To do>
Could you restate the data word for word and drop the pictures?

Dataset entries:
__________
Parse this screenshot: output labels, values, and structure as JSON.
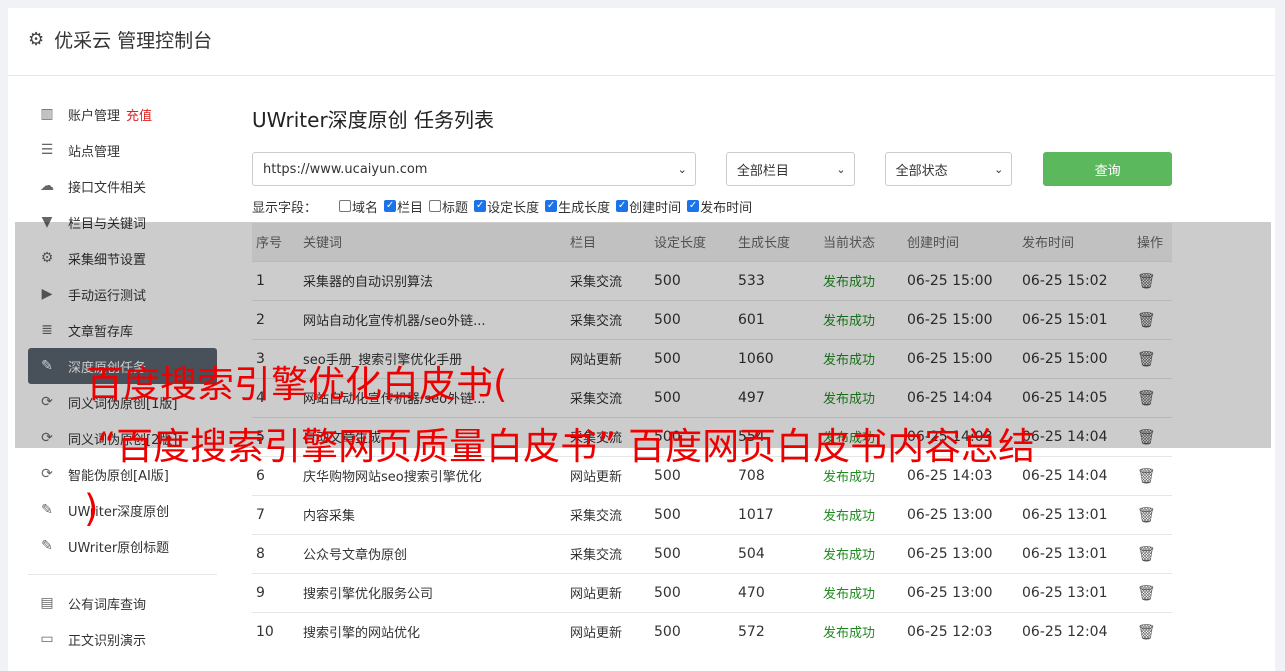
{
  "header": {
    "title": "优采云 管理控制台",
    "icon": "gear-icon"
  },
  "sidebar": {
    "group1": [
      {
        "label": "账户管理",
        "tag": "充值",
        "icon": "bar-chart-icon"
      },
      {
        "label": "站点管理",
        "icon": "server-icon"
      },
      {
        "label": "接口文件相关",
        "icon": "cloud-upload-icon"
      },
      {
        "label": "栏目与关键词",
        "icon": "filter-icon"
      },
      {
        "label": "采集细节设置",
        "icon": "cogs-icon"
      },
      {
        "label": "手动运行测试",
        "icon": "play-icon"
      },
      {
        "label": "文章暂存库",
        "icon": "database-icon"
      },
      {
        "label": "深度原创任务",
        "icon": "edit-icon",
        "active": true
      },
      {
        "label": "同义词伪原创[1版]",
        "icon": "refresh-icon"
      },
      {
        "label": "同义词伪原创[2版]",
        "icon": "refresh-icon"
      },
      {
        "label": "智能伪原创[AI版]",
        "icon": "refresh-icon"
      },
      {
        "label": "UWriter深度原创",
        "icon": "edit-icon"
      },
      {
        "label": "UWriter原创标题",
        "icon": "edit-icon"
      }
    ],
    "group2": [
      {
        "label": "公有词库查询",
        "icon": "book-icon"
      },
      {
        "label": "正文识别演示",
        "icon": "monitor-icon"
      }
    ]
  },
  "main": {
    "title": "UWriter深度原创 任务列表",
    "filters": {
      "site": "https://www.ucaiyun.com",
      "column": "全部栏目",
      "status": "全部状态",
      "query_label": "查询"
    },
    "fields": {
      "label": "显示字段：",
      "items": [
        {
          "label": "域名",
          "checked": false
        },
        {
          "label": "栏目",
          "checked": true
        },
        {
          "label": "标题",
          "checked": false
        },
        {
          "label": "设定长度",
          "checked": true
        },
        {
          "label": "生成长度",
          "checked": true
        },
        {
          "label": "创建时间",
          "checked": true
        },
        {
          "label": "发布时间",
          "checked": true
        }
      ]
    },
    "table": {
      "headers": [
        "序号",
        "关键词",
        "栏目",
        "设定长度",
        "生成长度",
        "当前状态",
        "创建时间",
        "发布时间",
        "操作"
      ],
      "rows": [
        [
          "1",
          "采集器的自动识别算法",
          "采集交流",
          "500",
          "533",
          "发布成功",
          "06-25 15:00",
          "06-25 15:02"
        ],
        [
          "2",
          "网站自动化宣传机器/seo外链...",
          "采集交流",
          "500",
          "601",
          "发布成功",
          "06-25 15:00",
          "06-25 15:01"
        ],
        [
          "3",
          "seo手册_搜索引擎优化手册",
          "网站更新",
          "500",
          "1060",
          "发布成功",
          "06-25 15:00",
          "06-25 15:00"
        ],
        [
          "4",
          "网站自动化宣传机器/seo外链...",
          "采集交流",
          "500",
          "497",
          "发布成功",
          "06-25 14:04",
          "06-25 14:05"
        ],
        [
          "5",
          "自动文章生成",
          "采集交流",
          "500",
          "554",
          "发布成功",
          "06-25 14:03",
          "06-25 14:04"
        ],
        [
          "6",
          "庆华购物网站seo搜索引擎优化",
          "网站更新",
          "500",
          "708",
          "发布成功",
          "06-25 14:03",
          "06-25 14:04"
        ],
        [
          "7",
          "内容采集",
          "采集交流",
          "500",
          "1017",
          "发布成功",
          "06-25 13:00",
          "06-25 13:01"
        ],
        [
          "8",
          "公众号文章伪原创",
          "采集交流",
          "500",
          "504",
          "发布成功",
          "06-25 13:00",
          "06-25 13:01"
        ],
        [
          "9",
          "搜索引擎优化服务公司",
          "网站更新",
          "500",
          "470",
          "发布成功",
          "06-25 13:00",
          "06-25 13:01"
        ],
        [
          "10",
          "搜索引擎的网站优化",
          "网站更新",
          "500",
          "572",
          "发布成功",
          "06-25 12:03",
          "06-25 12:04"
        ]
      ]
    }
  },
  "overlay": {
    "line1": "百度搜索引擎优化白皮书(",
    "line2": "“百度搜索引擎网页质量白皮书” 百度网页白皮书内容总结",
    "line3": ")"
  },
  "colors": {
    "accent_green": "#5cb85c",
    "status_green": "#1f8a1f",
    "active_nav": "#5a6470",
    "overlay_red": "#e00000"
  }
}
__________
Reply>
Parse this screenshot: output labels, values, and structure as JSON.
{
  "header": {
    "title": "优采云 管理控制台",
    "icon": "gear-icon"
  },
  "sidebar": {
    "group1": [
      {
        "label": "账户管理",
        "tag": "充值",
        "icon": "bar-chart-icon"
      },
      {
        "label": "站点管理",
        "icon": "server-icon"
      },
      {
        "label": "接口文件相关",
        "icon": "cloud-upload-icon"
      },
      {
        "label": "栏目与关键词",
        "icon": "filter-icon"
      },
      {
        "label": "采集细节设置",
        "icon": "cogs-icon"
      },
      {
        "label": "手动运行测试",
        "icon": "play-icon"
      },
      {
        "label": "文章暂存库",
        "icon": "database-icon"
      },
      {
        "label": "深度原创任务",
        "icon": "edit-icon",
        "active": true
      },
      {
        "label": "同义词伪原创[1版]",
        "icon": "refresh-icon"
      },
      {
        "label": "同义词伪原创[2版]",
        "icon": "refresh-icon"
      },
      {
        "label": "智能伪原创[AI版]",
        "icon": "refresh-icon"
      },
      {
        "label": "UWriter深度原创",
        "icon": "edit-icon"
      },
      {
        "label": "UWriter原创标题",
        "icon": "edit-icon"
      }
    ],
    "group2": [
      {
        "label": "公有词库查询",
        "icon": "book-icon"
      },
      {
        "label": "正文识别演示",
        "icon": "monitor-icon"
      }
    ]
  },
  "main": {
    "title": "UWriter深度原创 任务列表",
    "filters": {
      "site": "https://www.ucaiyun.com",
      "column": "全部栏目",
      "status": "全部状态",
      "query_label": "查询"
    },
    "fields": {
      "label": "显示字段：",
      "items": [
        {
          "label": "域名",
          "checked": false
        },
        {
          "label": "栏目",
          "checked": true
        },
        {
          "label": "标题",
          "checked": false
        },
        {
          "label": "设定长度",
          "checked": true
        },
        {
          "label": "生成长度",
          "checked": true
        },
        {
          "label": "创建时间",
          "checked": true
        },
        {
          "label": "发布时间",
          "checked": true
        }
      ]
    },
    "table": {
      "headers": [
        "序号",
        "关键词",
        "栏目",
        "设定长度",
        "生成长度",
        "当前状态",
        "创建时间",
        "发布时间",
        "操作"
      ],
      "rows": [
        [
          "1",
          "采集器的自动识别算法",
          "采集交流",
          "500",
          "533",
          "发布成功",
          "06-25 15:00",
          "06-25 15:02"
        ],
        [
          "2",
          "网站自动化宣传机器/seo外链...",
          "采集交流",
          "500",
          "601",
          "发布成功",
          "06-25 15:00",
          "06-25 15:01"
        ],
        [
          "3",
          "seo手册_搜索引擎优化手册",
          "网站更新",
          "500",
          "1060",
          "发布成功",
          "06-25 15:00",
          "06-25 15:00"
        ],
        [
          "4",
          "网站自动化宣传机器/seo外链...",
          "采集交流",
          "500",
          "497",
          "发布成功",
          "06-25 14:04",
          "06-25 14:05"
        ],
        [
          "5",
          "自动文章生成",
          "采集交流",
          "500",
          "554",
          "发布成功",
          "06-25 14:03",
          "06-25 14:04"
        ],
        [
          "6",
          "庆华购物网站seo搜索引擎优化",
          "网站更新",
          "500",
          "708",
          "发布成功",
          "06-25 14:03",
          "06-25 14:04"
        ],
        [
          "7",
          "内容采集",
          "采集交流",
          "500",
          "1017",
          "发布成功",
          "06-25 13:00",
          "06-25 13:01"
        ],
        [
          "8",
          "公众号文章伪原创",
          "采集交流",
          "500",
          "504",
          "发布成功",
          "06-25 13:00",
          "06-25 13:01"
        ],
        [
          "9",
          "搜索引擎优化服务公司",
          "网站更新",
          "500",
          "470",
          "发布成功",
          "06-25 13:00",
          "06-25 13:01"
        ],
        [
          "10",
          "搜索引擎的网站优化",
          "网站更新",
          "500",
          "572",
          "发布成功",
          "06-25 12:03",
          "06-25 12:04"
        ]
      ]
    }
  },
  "overlay": {
    "line1": "百度搜索引擎优化白皮书(",
    "line2": "“百度搜索引擎网页质量白皮书” 百度网页白皮书内容总结",
    "line3": ")"
  },
  "colors": {
    "accent_green": "#5cb85c",
    "status_green": "#1f8a1f",
    "active_nav": "#5a6470",
    "overlay_red": "#e00000"
  }
}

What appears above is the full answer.